By Curt Nettinga
Of the Plainsman
WOLSEY — Sometimes changing the setting presents a different aspect to learning. And sometimes, knowing the right people makes it easier to achieve.
The fifth-grade students at Huron’s Washington 4-5 Center got up close and personal with ingredients of their breakfast this morning or the sweater they will slip on to ward off the evening chill.
But the Friday trip started as a simple question that Rita Baszler, the nurse at Washington, asked of the students in her health class one day.
“This whole project began as a ‘Fuel Up to Play 60’ school project, that was about teaching the students about Farm to School,” Baszler explained. “I told the students that I was going to ask a dairy farmer to come speak to the class about how a dairy worked. I asked if anyone knew a dairy farmer named Russell Jungemann, or perhaps another dairy man.”
Fifth-grader Leeam Davis stood up and said “I do. My step-dad is Glenn Jungemann and Russell is his brother.” That was step one in the adventure.
Farm to School is a portion of the Fuel Up to Play 60 program, for which grant funds had been secured earlier. Baszler said that fresh, local foods - including milk - are great additions to healthy meals and snacks, which is one of the reasons that is important for the students to learn how it works. “By teaming up with farmers and other people in the community, the students are able to learn about the benefits of consuming locally grown and produced items, and how farmers take care of the land.
Baszler said that very night she contacted Russell and his wife Janet, who own and operate Lazy J Dairy, a very large - and growing - dairy operation west of Wolsey, and they agreed to come to the school and talk about their dairy farm.
Then the next day, the project got bigger.
Glenn and his wife MaryLiz Stotz - Leeam’s mom - operate Jungemann Sheep Farm north of Wolsey and vowed to find funding to make a trip to the working operations, if Baszler thought it would benefit the kids. Instead of bringing the farmers to school, maybe the school could visit the farmers.
One thing led to another and soon S.D. Wheat Growers were on board as well. The Wheat Growers Wolsey terminal is positioned almost directly between the dairy and sheep operations and would be able to show the students one more thing that they come in contact with every day.
MaryLiz went to work, securing funding to pay for the transportation to the three sites and setting up a schedule. The students were split into three groups, logically, and spent more than an hour at all three sites, rotating so each student was able to enjoy the same experience. FFA members from the local chapter were on hand to lend a hand in answering questions about agriculture at the sites.

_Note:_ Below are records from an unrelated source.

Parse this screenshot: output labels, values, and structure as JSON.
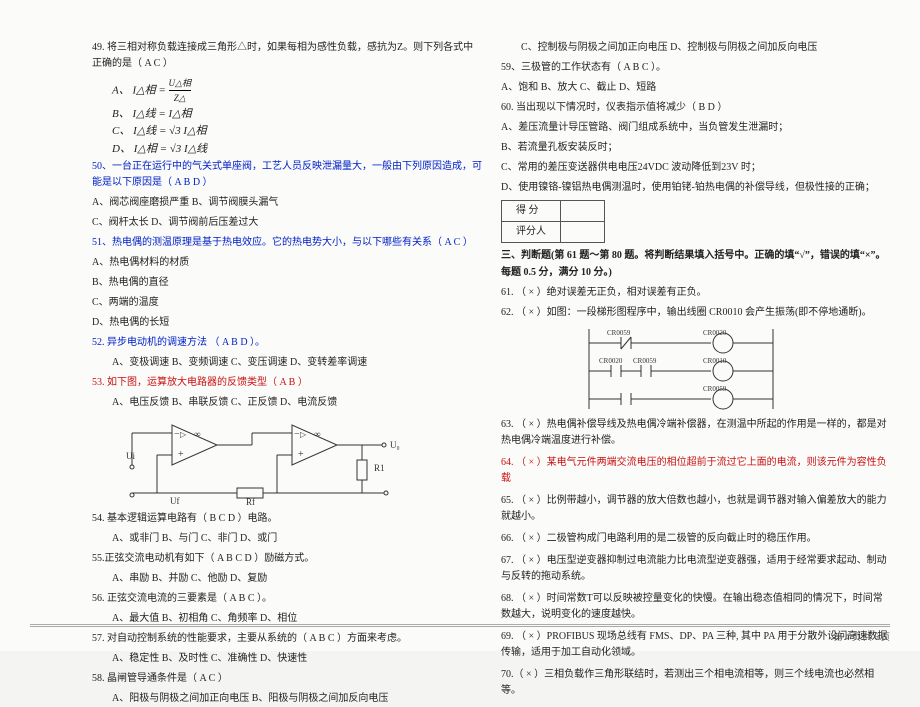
{
  "left": {
    "q49": "49.  将三相对称负载连接成三角形△时，如果每相为感性负载，感抗为Z。则下列各式中正确的是（  A  C  ）",
    "q49a": "A、",
    "q49b": "B、",
    "q49c": "C、",
    "q49d": "D、",
    "f_a_lhs": "I△相 =",
    "f_a_top": "U△相",
    "f_a_bot": "Z△",
    "f_b": "I△线 = I△相",
    "f_c": "I△线 = √3 I△相",
    "f_d": "I△相 = √3 I△线",
    "q50": "50、一台正在运行中的气关式单座阀，工艺人员反映泄漏量大，一般由下列原因造成，可能是以下原因是（  A B D  ）",
    "q50a": "A、阀芯阀座磨损严重      B、调节阀膜头漏气",
    "q50b": "C、阀杆太长              D、调节阀前后压差过大",
    "q51": "51、热电偶的测温原理是基于热电效应。它的热电势大小，与以下哪些有关系（   A  C      ）",
    "q51a": "A、热电偶材料的材质",
    "q51b": "B、热电偶的直径",
    "q51c": "C、两端的温度",
    "q51d": "D、热电偶的长短",
    "q52": "52. 异步电动机的调速方法   （   A  B  D   ）。",
    "q52a": "A、变极调速    B、变频调速    C、变压调速    D、变转差率调速",
    "q53": "53. 如下图，运算放大电路器的反馈类型（   A  B   ）",
    "q53a": "A、电压反馈    B、串联反馈    C、正反馈    D、电流反馈",
    "q54": "54. 基本逻辑运算电路有（  B  C  D  ）电路。",
    "q54a": "A、或非门  B、与门  C、非门  D、或门",
    "q55": "55.正弦交流电动机有如下（   A  B  C  D   ）励磁方式。",
    "q55a": "A、串励        B、并励        C、他励        D、复励",
    "q56": "56. 正弦交流电流的三要素是（   A  B  C   ）。",
    "q56a": "A、最大值  B、初相角  C、角频率  D、相位",
    "q57": "57. 对自动控制系统的性能要求，主要从系统的（   A  B  C   ）方面来考虑。",
    "q57a": "A、稳定性        B、及时性        C、准确性        D、快速性",
    "q58": "58. 晶闸管导通条件是（   A  C       ）",
    "q58a": "A、阳极与阴极之间加正向电压   B、阳极与阴极之间加反向电压",
    "diagram1_U0": "U₀",
    "diagram1_Ui": "Ui",
    "diagram1_Uf": "Uf",
    "diagram1_Rf": "Rf",
    "diagram1_R1": "R1",
    "diagram1_inf1": "∞",
    "diagram1_inf2": "∞"
  },
  "right": {
    "q58c": "C、控制极与阴极之间加正向电压  D、控制极与阴极之间加反向电压",
    "q59": "59、三极管的工作状态有（   A B C    ）。",
    "q59a": "A、饱和  B、放大  C、截止  D、短路",
    "q60": "60. 当出现以下情况时，仪表指示值将减少（     B    D      ）",
    "q60a": "A、差压流量计导压管路、阀门组成系统中，当负管发生泄漏时；",
    "q60b": "B、若流量孔板安装反时；",
    "q60c": "C、常用的差压变送器供电电压24VDC 波动降低到23V 时；",
    "q60d": "D、使用镍铬-镍铝热电偶测温时，使用铂铑-铂热电偶的补偿导线，但极性接的正确；",
    "score1": "得   分",
    "score2": "评分人",
    "section3": "三、判断题(第 61 题～第 80 题。将判断结果填入括号中。正确的填“√”，错误的填“×”。每题 0.5 分，满分 10 分。)",
    "q61": "61.  （  ×  ）绝对误差无正负，相对误差有正负。",
    "q62": "62.  （  ×  ）如图：一段梯形图程序中，输出线圈 CR0010 会产生振荡(即不停地通断)。",
    "d2_cr0059a": "CR0059",
    "d2_cr0020a": "CR0020",
    "d2_cr0020b": "CR0020",
    "d2_cr0059b": "CR0059",
    "d2_cr0010": "CR0010",
    "d2_cr0059c": "CR0059",
    "q63": "63.  （  ×  ）热电偶补偿导线及热电偶冷端补偿器，在测温中所起的作用是一样的，都是对热电偶冷端温度进行补偿。",
    "q64": "64.   （  ×  ）某电气元件两端交流电压的相位超前于流过它上面的电流，则该元件为容性负载",
    "q65": "65.  （  ×  ）比例带越小，调节器的放大倍数也越小，也就是调节器对输入偏差放大的能力就越小。",
    "q66": "66.  （  ×  ）二极管构成门电路利用的是二极管的反向截止时的稳压作用。",
    "q67": "67.  （  ×  ）电压型逆变器抑制过电流能力比电流型逆变器强，适用于经常要求起动、制动与反转的拖动系统。",
    "q68": "68.  （  ×  ）时间常数T可以反映被控量变化的快慢。在输出稳态值相同的情况下，时间常数越大，说明变化的速度越快。",
    "q69": "69. （ × ）PROFIBUS 现场总线有 FMS、DP、PA 三种, 其中 PA 用于分散外设问高速数据传输，适用于加工自动化领域。",
    "q70": "70.（ × ）三相负载作三角形联结时，若测出三个相电流相等，则三个线电流也必然相等。"
  },
  "footer": "第 4 页     共 6 页"
}
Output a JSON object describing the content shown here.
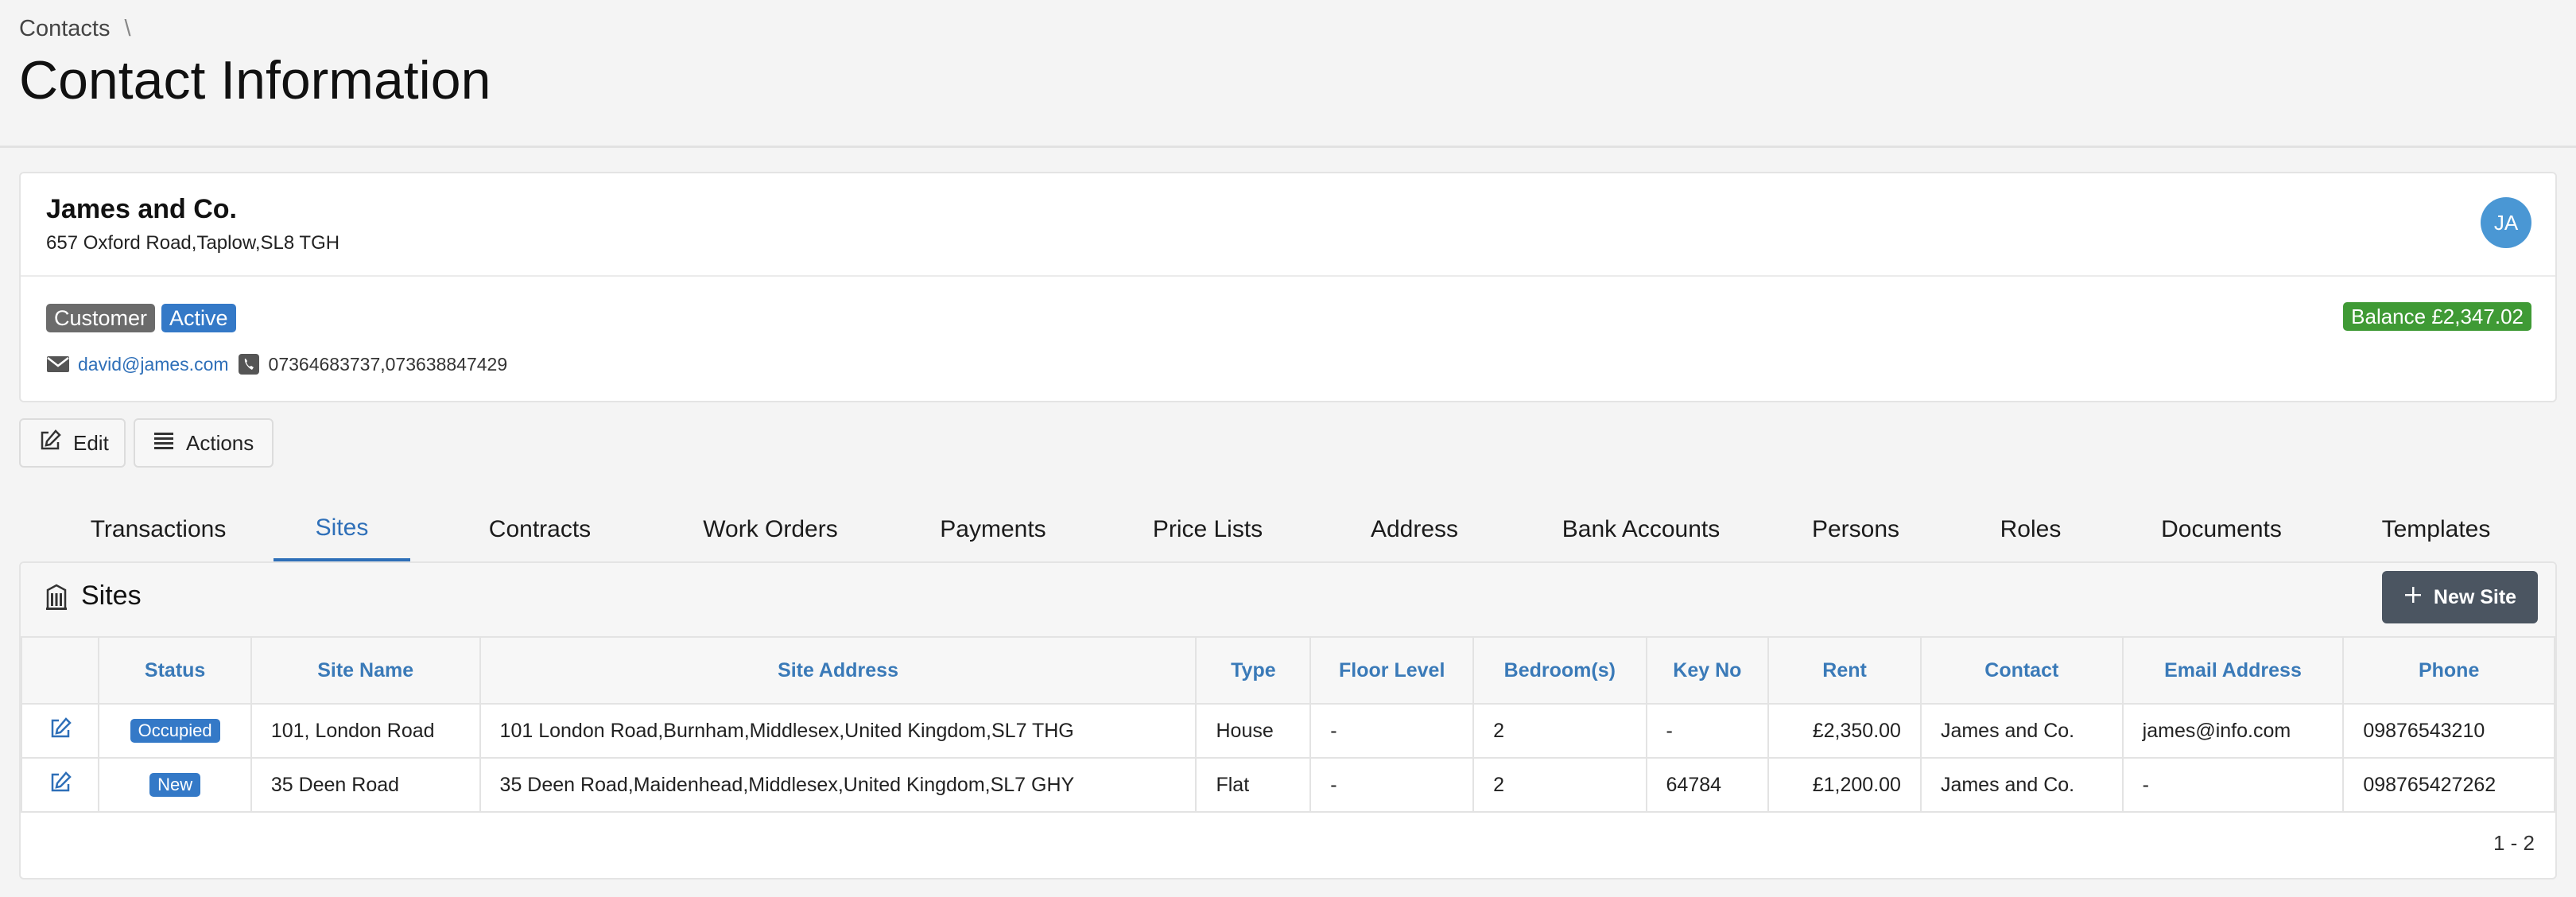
{
  "breadcrumb": {
    "root": "Contacts",
    "separator": "\\"
  },
  "page": {
    "title": "Contact Information"
  },
  "contact": {
    "name": "James and Co.",
    "address": "657 Oxford Road,Taplow,SL8 TGH",
    "avatar_initials": "JA",
    "badges": [
      "Customer",
      "Active"
    ],
    "balance": "Balance £2,347.02",
    "email": "david@james.com",
    "phones": "07364683737,073638847429"
  },
  "toolbar": {
    "edit_label": "Edit",
    "actions_label": "Actions"
  },
  "tabs": [
    {
      "label": "Transactions"
    },
    {
      "label": "Sites",
      "active": true
    },
    {
      "label": "Contracts"
    },
    {
      "label": "Work Orders"
    },
    {
      "label": "Payments"
    },
    {
      "label": "Price Lists"
    },
    {
      "label": "Address"
    },
    {
      "label": "Bank Accounts"
    },
    {
      "label": "Persons"
    },
    {
      "label": "Roles"
    },
    {
      "label": "Documents"
    },
    {
      "label": "Templates"
    }
  ],
  "sites": {
    "title": "Sites",
    "new_button": "New Site",
    "columns": [
      "Status",
      "Site Name",
      "Site Address",
      "Type",
      "Floor Level",
      "Bedroom(s)",
      "Key No",
      "Rent",
      "Contact",
      "Email Address",
      "Phone"
    ],
    "rows": [
      {
        "status": "Occupied",
        "site_name": "101, London Road",
        "site_address": "101 London Road,Burnham,Middlesex,United Kingdom,SL7 THG",
        "type": "House",
        "floor_level": "-",
        "bedrooms": "2",
        "key_no": "-",
        "rent": "£2,350.00",
        "contact": "James and Co.",
        "email": "james@info.com",
        "phone": "09876543210"
      },
      {
        "status": "New",
        "site_name": "35 Deen Road",
        "site_address": "35 Deen Road,Maidenhead,Middlesex,United Kingdom,SL7 GHY",
        "type": "Flat",
        "floor_level": "-",
        "bedrooms": "2",
        "key_no": "64784",
        "rent": "£1,200.00",
        "contact": "James and Co.",
        "email": "-",
        "phone": "098765427262"
      }
    ],
    "pagination": "1 - 2"
  },
  "colors": {
    "accent": "#2e6fb8",
    "balance": "#3f9a35",
    "badge_grey": "#6b6b6b",
    "badge_blue": "#3479c7",
    "new_button": "#4b5561",
    "avatar": "#4a97d4"
  }
}
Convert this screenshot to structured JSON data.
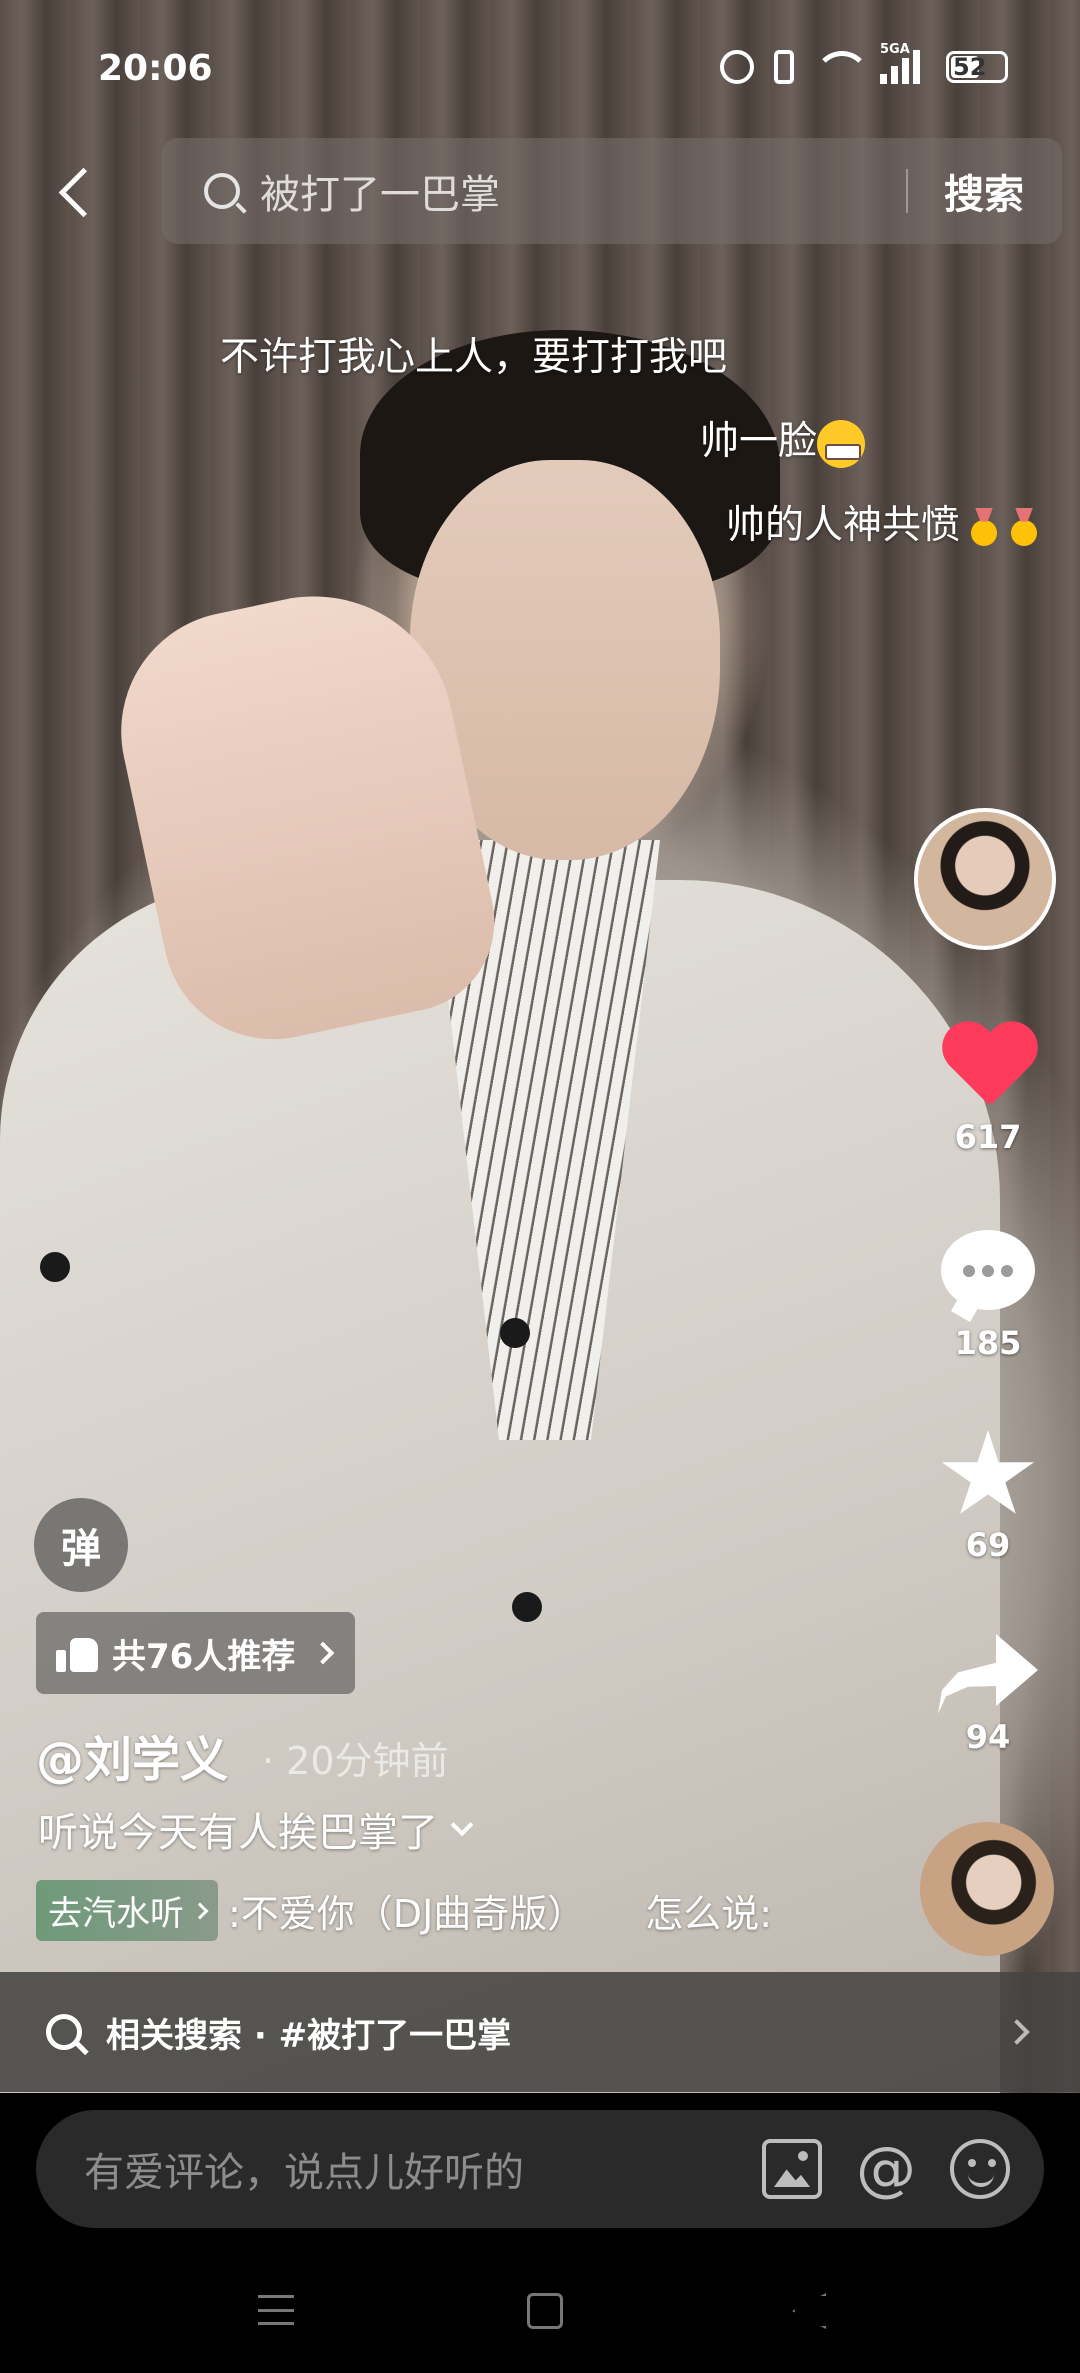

It was a new experience for many of the students.
“Many of our 5th graders have never seen a farm and even fewer have seen a dairy farm or a sheep farm,” Baszler said. “It was a gracious offer and an amazing opportunity that we simply could not pass up.”
At Lazy J Dairy
Lazy J Dairy is one of the foremost dairy operations in South Dakota. They currently milk between 450 and 500 head of cows three times per day. The students learned that the cows are fed using silage and more grown on the Lazy J farm, and that each animal is tracked using ear tags and electronic monitoring devices. They toured the free-stall barn where the cows currently on the milking rotation stay, saw the feeding operation and learned how nutrition helps maintain herd health and got to tour the calf barn with the newborn calves and the milk room. Being able to get in the pen and pet the young calves was definitely a popular activity.
They learned the milk is used to create a myriad of products, from yogurt, butter and ice cream to cheese, sour cream and more, in addition to the milk cartons they see every day at lunch.
Down Highway 14 a few miles, the students stopped at Wheat Growers. There, they learned how grain is planted, maintained and harvested, before being shipped all over the world. They also learned that the small brown kernels of wheat are ground into flour, which is used around the world to make a wide range of baking products.
Jungemann Sheep Farm
Then it was on to the sheep farm. There, the students got a presentation on noxious weeds from the S.D. Dept. of Ag’s Weed Board, how to recognize them and how to prevent their spread.
MaryLiz’s daughter Eryn Schlotte led a group of students to an area where Larry Bramstead of Harrisburg was shearing the farm’s 100 head of sheep. After watching one ewe lose her winter coat, Schlotte showed the students a fleece, and told them that a pound of wool will make 10 miles of yarn.
“Did you know,” Schlotte asked the students, “that there are 450 yards of yarn in every baseball?”
She also shared that wool is used to make clothing and blankets with yarn, and that lanolin, a naturally occurring product on the wool, is removed and used in lotion and face cream.
All in all it was a full day of learning and fresh air for the students and staff.
Stotz said that it was good for the students to see the work that goes into the food they eat, the clothes they wear and products they use every day.
“Sometimes ag gets a bad name,” she said. “Many kids, even here in rural South Dakota, have never been on a farm and see where things begin and have little understanding what happens to make those products.”
She added that there is no way that the day-long event would have been possible, without a long list of sponsors who donated resources to enhance the learning process, including take home items on sheep production, dairy products and much more.
When they got back, each student had a better understanding of where their breakfast this morning had its beginning.